■ Task description: Where the records hold the string "content", show the whole line it sits on.

■ The data:
────────────────────

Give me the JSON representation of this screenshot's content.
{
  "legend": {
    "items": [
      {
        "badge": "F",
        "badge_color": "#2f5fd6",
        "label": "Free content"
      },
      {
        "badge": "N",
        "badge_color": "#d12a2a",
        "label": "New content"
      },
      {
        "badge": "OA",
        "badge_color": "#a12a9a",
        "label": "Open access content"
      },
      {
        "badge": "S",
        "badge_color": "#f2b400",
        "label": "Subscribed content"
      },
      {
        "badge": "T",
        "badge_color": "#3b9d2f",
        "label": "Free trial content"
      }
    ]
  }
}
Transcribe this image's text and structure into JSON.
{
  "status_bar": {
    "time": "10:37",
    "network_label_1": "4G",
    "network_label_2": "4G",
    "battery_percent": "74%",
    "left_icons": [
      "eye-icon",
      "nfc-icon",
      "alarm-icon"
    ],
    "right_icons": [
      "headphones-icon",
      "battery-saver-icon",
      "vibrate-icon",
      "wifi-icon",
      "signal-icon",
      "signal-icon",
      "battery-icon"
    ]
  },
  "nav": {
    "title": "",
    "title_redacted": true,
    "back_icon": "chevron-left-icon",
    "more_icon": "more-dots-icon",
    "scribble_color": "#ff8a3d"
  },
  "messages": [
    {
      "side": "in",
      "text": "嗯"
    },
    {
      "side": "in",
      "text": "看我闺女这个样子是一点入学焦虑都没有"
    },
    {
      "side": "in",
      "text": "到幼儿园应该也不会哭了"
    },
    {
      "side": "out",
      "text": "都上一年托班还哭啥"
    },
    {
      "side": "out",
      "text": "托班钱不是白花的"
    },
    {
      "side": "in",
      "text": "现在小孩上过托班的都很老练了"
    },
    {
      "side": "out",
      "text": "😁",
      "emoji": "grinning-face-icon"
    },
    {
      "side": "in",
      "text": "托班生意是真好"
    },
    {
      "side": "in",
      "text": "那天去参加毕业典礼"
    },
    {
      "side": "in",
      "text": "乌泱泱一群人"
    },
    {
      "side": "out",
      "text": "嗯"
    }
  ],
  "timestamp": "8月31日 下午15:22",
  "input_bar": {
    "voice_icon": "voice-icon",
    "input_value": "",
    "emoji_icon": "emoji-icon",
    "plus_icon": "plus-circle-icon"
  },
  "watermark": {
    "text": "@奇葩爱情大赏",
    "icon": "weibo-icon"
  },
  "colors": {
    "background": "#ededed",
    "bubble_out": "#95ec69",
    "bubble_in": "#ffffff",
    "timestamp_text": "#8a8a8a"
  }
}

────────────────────

■ The completed task:
Give me the JSON representation of this screenshot's content.
        "label": "Free content"
        "label": "New content"
        "label": "Open access content"
        "label": "Subscribed content"
        "label": "Free trial content"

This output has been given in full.